  • an online standard form on preparations for an outbound M&A, if the outbound investment is an M&A transaction.

According to the briefing notice, MOFCOM will only formally accept an application for filing or verification of an outbound investment after it has completed the authenticity examination of the investment. This will add uncertainties to, and potentially prolong, the filing process.

"Window guidance" and bank practice

Although no formal regulations have been issued, it has been reported that in November 2016, SAFE and PBOC, the two monetary regulators in China, issued "window guidance" to banks at two briefing meetings aimed at tightening control on capital outflow. According to an unofficial document reportedly based on the minutes of these briefing meetings, banks are required to implement the following measures:

  • Any single foreign exchange transaction under the capital account (including not only fund remittance for outbound transactions but also remittance of dividends or equity transfer proceeds from China) of USD5 million (or its equivalent) or more must be reported by the bank to SAFE or PBOC to check its authenticity and compliance.

  • Any outbound investment involving outward remittance of USD50 million (or its equivalent) or more must be reported to SAFE or PBOC to check its authenticity and compliance, which would generally include interviews conducted by SAFE or PBOC with the Chinese investor.

  • Enterprises are not allowed to evade the scrutiny of SAFE or PBOC by splitting a large outward remittance into smaller remittances.

  • Outward remittance of funds relating to specific types of outbound investments (as noted in the joint statements by the four departments) and other "unusual" investments (such as outbound investments by companies that have high asset-liability ratio and low return-on-equity) will, in principle, be prohibited unless otherwise approved by the relevant authorities.

It is understood that since November 2016 most banks are following PBOC's and SAFE's "window guidance" and taking extra caution when handling outward capital remittances. As no official regulations or guidance have been issued, in many cases banks have to turn to local PBOC or SAFE for endorsement or opinion, which may cause considerable uncertainty and delay to transactions.

3. Implications for China outbound transactions

It is unknown at this stage whether and when new legislation will be issued to formalize the new measures to control capital outflow. Some commentators suspect that the tightened controls will remain in effect to stabilize capital outflow until the third quarter of this year when the 19th National Congress of the Communist Party of China will be held.

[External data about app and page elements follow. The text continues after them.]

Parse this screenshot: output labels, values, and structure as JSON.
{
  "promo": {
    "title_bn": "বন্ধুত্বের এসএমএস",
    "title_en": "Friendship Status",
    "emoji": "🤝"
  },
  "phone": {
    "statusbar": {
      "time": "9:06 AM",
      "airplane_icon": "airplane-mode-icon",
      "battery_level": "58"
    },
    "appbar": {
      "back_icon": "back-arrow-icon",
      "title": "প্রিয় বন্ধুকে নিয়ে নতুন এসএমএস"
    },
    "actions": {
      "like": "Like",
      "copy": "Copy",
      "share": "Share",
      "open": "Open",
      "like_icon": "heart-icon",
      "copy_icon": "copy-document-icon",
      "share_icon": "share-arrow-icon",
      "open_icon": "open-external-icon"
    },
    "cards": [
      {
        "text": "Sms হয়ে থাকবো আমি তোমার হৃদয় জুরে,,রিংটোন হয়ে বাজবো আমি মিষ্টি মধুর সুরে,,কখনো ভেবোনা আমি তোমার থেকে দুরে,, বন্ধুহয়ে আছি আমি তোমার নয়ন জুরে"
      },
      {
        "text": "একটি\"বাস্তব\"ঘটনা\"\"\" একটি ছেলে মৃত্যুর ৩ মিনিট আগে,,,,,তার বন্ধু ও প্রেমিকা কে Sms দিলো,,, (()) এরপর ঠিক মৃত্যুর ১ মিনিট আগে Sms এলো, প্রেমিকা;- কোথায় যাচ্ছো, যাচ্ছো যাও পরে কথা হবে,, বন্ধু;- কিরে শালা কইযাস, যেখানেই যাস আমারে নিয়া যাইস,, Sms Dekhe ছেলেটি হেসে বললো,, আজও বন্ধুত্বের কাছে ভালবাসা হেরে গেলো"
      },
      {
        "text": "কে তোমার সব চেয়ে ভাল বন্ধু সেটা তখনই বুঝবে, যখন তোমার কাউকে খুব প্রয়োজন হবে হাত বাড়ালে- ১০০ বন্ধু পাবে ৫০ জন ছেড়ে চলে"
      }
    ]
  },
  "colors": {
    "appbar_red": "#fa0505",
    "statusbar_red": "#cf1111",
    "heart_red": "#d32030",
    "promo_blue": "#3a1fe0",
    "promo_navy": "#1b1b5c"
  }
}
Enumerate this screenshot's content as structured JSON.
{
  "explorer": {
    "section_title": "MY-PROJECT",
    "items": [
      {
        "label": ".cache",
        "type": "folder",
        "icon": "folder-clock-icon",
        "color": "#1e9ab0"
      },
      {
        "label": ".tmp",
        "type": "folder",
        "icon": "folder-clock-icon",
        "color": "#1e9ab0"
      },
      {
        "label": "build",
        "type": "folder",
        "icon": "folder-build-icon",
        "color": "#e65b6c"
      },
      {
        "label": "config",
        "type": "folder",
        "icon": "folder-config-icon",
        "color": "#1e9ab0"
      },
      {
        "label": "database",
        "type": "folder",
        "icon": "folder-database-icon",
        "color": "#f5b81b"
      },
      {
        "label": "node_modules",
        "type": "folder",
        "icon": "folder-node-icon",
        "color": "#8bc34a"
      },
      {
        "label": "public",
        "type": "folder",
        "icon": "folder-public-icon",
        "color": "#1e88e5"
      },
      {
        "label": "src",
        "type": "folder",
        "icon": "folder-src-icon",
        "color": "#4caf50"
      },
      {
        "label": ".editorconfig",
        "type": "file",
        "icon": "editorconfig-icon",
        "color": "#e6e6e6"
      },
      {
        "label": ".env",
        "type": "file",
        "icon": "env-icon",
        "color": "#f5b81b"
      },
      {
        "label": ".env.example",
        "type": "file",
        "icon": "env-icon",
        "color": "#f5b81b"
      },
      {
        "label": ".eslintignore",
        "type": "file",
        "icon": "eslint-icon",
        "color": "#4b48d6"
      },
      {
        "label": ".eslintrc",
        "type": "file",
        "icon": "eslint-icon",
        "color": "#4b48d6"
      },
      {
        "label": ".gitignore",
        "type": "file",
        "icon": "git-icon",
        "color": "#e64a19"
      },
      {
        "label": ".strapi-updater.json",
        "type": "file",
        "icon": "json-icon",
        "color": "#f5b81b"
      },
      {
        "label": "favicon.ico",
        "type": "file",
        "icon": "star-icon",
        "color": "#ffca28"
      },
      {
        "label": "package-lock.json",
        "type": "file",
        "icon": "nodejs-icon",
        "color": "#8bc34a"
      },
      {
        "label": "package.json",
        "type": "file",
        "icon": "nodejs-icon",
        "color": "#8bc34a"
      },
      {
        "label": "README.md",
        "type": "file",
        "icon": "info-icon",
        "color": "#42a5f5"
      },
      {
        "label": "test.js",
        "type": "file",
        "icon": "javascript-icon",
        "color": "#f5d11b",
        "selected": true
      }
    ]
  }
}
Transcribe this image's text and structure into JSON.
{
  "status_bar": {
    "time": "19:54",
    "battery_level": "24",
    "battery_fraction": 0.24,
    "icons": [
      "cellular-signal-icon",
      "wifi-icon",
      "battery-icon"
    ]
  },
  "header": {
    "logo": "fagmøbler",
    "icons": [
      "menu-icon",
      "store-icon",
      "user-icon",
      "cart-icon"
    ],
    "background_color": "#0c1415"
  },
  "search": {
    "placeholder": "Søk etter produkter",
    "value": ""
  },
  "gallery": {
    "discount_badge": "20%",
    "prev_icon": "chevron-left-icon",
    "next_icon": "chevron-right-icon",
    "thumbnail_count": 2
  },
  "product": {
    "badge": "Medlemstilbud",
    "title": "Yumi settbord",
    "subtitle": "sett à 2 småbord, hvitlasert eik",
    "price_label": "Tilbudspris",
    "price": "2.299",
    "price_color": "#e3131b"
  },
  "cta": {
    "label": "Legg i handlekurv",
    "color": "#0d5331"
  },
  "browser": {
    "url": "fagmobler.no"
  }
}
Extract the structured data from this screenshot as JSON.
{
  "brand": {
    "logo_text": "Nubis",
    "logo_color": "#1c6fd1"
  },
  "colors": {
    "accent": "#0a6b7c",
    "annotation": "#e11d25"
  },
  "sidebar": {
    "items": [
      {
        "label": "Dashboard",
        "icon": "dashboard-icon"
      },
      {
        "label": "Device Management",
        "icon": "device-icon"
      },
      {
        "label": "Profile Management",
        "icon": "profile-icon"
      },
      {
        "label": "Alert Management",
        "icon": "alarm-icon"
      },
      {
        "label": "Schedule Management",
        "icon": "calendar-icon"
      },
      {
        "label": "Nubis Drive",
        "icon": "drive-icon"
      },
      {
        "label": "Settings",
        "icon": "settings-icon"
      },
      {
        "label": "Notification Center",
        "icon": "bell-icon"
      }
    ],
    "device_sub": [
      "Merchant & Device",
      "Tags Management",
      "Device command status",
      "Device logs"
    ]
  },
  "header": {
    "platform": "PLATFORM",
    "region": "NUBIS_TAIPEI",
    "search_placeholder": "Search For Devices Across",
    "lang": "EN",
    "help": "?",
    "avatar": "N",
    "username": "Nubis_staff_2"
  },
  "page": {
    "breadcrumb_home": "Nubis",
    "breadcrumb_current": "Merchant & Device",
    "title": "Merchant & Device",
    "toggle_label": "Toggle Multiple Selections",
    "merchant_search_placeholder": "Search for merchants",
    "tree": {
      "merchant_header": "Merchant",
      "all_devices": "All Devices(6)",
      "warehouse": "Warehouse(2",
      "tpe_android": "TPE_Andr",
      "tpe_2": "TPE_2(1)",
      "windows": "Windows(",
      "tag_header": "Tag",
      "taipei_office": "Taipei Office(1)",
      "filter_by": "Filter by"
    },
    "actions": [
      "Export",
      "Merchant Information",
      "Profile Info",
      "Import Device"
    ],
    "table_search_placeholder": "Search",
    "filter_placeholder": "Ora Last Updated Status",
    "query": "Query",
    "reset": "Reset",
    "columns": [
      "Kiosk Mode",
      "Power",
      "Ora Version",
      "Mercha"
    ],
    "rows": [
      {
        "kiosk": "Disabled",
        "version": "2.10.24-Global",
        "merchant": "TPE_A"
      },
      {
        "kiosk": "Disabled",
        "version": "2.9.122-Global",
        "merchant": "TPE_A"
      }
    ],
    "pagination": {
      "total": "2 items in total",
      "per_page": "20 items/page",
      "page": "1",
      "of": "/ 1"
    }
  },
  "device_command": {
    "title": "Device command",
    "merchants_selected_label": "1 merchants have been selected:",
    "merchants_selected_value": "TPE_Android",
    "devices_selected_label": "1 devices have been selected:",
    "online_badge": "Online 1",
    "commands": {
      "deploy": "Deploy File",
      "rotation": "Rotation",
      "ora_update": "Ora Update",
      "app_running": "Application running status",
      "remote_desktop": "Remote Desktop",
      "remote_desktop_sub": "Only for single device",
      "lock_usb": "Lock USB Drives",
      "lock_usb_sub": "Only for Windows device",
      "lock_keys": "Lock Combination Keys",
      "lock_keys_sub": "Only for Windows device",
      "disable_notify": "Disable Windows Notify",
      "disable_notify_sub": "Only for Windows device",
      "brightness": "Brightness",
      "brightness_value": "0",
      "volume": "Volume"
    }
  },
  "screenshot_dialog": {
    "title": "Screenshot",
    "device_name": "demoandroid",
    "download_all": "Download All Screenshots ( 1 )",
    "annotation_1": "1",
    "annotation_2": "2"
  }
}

With the regulatory uncertainties ahead, we expect Chinese outbound M&A activity to be more modest in 2017 with a potential decrease in the number and value of deals.

Chinese investors should keep a close eye on regulatory developments and review and adjust their outbound investment plans accordingly. Caution should be taken when investing in non-core sectors or speculative, over-valued projects. Deals should be carefully structured to avoid the structures targeted by the regulators (such as the use of limited partnerships and newly established shelf companies as investment vehicles). It is important that Chinese investors communicate with the regulators and banks as early as possible to anticipate and address any regulatory issues.

For foreign counterparties involved in China outbound transactions, it is crucial to keep track of regulatory developments in this area. Parties should anticipate and plan ahead for possible Chinese regulatory hurdles. Risk allocation mechanisms, such as breakup fees, should be carefully designed in transaction documents.